“Uh, ok,” she says absentmindedly. 

I abscond down Main Street through the bundle of people. The crowd is small this year, so I don’t have to do any pushing. I turn the corner to Salmon Street through the puddles from yesterday’s rain, flanked by small stores where there are no people. I see the sign that says “Ledge Road” where Salmon Street ends and I turn the corner. The blood has been washed from the wall; the last organic trace we have of Lucas. I stop for a second to catch my breath. I look down the road. There is a brick wall for the length of the road on one side, and on the other, there is a long high white fence. The road is very straight; you can see all the way down it until it gets to the pond, fence and wall framing it. The street runs until it reaches the pond, dropping off into the water. 

The only place Lucas could have been taken was down this street. He wouldn’t have gone down Salmon Street back towards Main Street; it would have taken him, in his injured condition, too long to get to Main Street and across to the next road before I or the officer or someone else saw him. His only option was into the pond. 

I run to the water’s edge and hastily take off my shoes and socks. I realize I am crying. When I dive into the pond, my tears mix with the saltwater and my torment dissolves. I swim into the depths, looking into the sand for any sign of hope. I no longer feel any emotion from desiderium; I feel nothing as I go deeper into the range of brown sludge and large rocks. I am running out of breath. I propel myself to the surface and think about what I am doing. They already did a mediocre investigation of Lucas’s disappearance and had looked thoroughly in the water. There were no signs of him anywhere. But there is one place I am sure they didn’t look.

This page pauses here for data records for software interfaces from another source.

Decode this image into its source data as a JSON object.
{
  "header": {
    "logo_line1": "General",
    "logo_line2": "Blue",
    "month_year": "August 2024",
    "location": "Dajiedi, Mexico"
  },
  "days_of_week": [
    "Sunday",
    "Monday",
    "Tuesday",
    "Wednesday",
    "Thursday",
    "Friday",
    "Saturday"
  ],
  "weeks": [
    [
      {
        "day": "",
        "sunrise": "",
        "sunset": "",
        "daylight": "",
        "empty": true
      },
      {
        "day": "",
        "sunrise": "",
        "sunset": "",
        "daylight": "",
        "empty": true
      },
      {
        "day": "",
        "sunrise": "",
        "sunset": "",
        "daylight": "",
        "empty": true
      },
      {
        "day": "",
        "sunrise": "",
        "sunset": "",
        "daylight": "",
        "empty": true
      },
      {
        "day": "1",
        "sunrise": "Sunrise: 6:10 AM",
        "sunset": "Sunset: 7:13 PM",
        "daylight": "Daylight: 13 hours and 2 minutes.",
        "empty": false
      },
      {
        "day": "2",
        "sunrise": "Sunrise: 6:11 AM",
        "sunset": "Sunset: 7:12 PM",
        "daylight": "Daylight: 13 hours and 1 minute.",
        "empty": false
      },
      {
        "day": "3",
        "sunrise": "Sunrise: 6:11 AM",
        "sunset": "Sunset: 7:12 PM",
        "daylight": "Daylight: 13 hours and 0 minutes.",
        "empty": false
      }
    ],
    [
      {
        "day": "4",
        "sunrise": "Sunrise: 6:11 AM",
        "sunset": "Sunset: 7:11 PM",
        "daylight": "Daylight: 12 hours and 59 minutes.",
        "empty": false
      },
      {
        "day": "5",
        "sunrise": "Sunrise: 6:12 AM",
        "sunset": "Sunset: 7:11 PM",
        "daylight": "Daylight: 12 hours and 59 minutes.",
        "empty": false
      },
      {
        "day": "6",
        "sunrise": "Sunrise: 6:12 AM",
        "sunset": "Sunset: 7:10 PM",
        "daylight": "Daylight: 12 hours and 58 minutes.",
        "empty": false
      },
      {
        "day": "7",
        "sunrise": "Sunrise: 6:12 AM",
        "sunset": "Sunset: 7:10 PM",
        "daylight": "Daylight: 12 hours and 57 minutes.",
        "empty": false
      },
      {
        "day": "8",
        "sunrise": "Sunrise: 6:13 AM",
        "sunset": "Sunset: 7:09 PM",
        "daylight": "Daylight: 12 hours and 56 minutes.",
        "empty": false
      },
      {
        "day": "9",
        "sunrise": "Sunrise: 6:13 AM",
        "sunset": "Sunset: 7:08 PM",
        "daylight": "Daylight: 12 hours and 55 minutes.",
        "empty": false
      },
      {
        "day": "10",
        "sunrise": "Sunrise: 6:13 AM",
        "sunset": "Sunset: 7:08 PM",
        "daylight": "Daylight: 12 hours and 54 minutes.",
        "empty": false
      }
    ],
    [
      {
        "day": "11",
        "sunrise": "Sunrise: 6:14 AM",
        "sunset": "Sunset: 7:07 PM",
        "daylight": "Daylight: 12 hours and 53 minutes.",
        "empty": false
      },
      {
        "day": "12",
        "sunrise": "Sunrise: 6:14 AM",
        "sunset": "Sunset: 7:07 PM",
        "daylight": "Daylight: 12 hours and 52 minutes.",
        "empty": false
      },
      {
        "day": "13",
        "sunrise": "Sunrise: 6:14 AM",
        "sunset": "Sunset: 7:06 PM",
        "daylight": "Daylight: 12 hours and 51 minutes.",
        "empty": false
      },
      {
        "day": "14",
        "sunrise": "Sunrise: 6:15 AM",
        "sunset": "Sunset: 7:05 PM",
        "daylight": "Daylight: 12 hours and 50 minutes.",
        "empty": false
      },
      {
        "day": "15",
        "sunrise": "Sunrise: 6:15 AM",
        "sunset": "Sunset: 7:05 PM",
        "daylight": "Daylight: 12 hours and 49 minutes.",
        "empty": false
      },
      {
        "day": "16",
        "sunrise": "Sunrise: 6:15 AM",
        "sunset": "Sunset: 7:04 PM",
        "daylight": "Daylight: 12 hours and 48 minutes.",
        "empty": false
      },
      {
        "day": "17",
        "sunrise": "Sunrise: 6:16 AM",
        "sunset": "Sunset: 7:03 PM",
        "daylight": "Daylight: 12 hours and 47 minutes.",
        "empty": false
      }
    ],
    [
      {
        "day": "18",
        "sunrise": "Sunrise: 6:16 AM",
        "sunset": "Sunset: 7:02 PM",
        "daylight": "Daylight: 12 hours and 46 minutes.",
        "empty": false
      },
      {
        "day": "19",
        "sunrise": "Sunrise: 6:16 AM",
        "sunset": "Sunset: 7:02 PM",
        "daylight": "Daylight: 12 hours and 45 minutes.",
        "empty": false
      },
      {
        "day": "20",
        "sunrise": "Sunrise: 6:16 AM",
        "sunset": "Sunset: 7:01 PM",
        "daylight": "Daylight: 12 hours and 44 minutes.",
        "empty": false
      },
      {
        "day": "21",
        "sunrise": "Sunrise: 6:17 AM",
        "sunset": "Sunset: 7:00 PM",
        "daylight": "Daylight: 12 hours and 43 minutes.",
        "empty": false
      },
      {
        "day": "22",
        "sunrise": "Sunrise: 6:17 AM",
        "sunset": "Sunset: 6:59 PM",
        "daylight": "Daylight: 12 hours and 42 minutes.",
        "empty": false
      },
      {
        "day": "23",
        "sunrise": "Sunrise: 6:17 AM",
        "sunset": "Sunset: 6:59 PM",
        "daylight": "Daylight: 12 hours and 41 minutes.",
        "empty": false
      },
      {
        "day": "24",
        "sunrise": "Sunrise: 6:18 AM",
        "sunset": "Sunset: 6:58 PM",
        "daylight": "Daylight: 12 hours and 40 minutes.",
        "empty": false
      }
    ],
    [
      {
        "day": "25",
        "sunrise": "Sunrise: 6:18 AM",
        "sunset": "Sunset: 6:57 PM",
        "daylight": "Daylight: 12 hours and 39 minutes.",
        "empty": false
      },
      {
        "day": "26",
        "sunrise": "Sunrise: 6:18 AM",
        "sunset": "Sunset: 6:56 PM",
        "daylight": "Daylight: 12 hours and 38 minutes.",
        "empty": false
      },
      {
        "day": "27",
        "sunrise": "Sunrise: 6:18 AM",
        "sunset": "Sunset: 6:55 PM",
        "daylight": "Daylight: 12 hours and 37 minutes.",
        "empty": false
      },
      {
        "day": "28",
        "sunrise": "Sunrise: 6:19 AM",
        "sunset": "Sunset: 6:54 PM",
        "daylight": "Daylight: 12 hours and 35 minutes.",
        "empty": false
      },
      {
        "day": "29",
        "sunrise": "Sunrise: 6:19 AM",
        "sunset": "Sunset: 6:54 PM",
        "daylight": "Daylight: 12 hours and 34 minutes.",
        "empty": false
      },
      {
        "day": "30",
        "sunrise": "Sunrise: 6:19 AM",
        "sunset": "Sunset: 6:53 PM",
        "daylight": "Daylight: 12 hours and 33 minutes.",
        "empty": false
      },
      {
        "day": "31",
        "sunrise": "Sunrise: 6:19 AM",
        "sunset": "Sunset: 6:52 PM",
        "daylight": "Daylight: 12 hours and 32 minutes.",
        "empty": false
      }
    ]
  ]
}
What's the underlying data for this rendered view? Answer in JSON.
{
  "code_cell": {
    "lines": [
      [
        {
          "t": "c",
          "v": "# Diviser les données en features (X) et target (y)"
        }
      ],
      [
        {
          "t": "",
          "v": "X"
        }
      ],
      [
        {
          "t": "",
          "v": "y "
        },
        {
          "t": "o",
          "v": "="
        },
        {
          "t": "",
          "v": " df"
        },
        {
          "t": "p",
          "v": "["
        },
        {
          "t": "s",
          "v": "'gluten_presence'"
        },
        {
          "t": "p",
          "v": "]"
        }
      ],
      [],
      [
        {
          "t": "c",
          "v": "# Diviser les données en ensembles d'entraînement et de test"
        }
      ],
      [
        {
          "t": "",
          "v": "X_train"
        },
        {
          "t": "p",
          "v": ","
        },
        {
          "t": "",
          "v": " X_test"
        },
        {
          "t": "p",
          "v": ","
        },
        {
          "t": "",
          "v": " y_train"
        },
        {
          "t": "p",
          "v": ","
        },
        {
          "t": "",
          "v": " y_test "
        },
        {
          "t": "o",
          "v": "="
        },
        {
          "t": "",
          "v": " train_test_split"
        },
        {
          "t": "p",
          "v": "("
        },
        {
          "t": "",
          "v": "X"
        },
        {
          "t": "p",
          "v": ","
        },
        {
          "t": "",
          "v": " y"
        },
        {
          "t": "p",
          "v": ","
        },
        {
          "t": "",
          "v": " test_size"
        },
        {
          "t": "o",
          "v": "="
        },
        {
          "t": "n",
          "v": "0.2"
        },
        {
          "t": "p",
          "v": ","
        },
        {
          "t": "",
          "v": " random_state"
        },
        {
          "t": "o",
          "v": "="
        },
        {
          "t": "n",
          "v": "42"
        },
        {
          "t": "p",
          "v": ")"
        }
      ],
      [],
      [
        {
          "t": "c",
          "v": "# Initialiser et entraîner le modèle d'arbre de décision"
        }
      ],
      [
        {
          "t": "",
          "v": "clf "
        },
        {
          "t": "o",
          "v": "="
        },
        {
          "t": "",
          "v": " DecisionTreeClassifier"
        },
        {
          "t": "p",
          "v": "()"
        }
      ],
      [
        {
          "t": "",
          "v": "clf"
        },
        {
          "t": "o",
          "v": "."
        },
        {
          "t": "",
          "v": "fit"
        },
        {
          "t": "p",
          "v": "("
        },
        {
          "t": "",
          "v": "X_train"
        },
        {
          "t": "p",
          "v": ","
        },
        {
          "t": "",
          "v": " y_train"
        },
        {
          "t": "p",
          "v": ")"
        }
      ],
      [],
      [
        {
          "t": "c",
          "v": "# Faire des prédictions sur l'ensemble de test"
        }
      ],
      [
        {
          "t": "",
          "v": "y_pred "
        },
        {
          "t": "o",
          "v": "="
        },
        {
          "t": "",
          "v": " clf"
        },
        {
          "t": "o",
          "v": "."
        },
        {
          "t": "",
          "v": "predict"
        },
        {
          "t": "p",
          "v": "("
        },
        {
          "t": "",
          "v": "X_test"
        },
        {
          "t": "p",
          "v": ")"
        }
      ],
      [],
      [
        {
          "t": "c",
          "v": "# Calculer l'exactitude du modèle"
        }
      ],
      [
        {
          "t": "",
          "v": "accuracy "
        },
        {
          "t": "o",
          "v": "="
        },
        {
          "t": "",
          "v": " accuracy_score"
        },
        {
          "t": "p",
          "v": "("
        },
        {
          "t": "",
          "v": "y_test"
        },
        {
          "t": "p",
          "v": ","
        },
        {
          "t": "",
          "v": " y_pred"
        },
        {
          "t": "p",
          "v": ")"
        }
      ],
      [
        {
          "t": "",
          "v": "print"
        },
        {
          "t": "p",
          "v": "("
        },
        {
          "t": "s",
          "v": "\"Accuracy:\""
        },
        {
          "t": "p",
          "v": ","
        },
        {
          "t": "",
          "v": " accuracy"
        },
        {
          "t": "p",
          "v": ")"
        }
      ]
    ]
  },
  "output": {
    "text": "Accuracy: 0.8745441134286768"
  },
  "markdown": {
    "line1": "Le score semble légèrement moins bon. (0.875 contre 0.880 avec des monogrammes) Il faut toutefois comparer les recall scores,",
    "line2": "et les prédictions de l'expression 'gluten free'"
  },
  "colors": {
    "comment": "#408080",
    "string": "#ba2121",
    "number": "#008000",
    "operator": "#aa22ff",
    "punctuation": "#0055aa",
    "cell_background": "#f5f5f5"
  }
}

I take a few short puffs, then a deep one, and plunge back into the water. Out of the uniform green of the pond, a black circle materializes. As I get closer, it appears as a pipe on the side of the pond. We used to play in this pond when we were little, but we were always afraid to go near the pipe. I’m not afraid now. I float into the dark portal. The pipe is large enough for someone to swim comfortably in without brushing the grimy walls. 

It engulfs me and I swim deeper. Lucas and I used to have breath-holding contests, so I can easily hold my breath for 30 seconds underwater.

It gets darker and darker as I go deeper. My heart starts to beat faster. I don’t look back. I swim. I think about Uncle Fred. It wasn’t Fred. He wasn’t wet when I blacked out. Not even slightly moist. And even if he was wearing the same face, I’m sure it was a coincidence; he just has limited facial vocabulary. And I know he wouldn’t do it; he’s a good man. I hope they acquit him.

I hit something in the pipe. I reach my hand out and it touches something soft. My eyes try to focus in the water, and slowly the figure develops. I can see that the form is roughly humanoid. The next step – now I am sure it is a human – the shape of the head and neck and arms and legs are all clearly visible, shining in the black pipe. After a few seconds, I can finally make out the details: gross and slimy with bones peaking through and filth smudging the features.

Lucas lays in front of me in a decayed aquatic clutter. I feel a vacuum clenching my throat and lungs. I have mental vertigo.

Looking up slowly, afraid to look at my eroding brother any longer, I set my eyes on a glimmering figure further down the pipe. It is harder to make out, but the placement of the highlights clues me that it is another human. This one is taller than my brother. Beside it lies a transparent plastic object. I realize it is a snorkel.

It’s too much on my lungs. I know I won’t be able to reach the surface; it’s too far away by now, and I can feel myself collapsing. I don’t want to leave Lucas; I have finally found him. I feel effervescence around me, spreading through my body with calm sleep, until I don’t feel anything.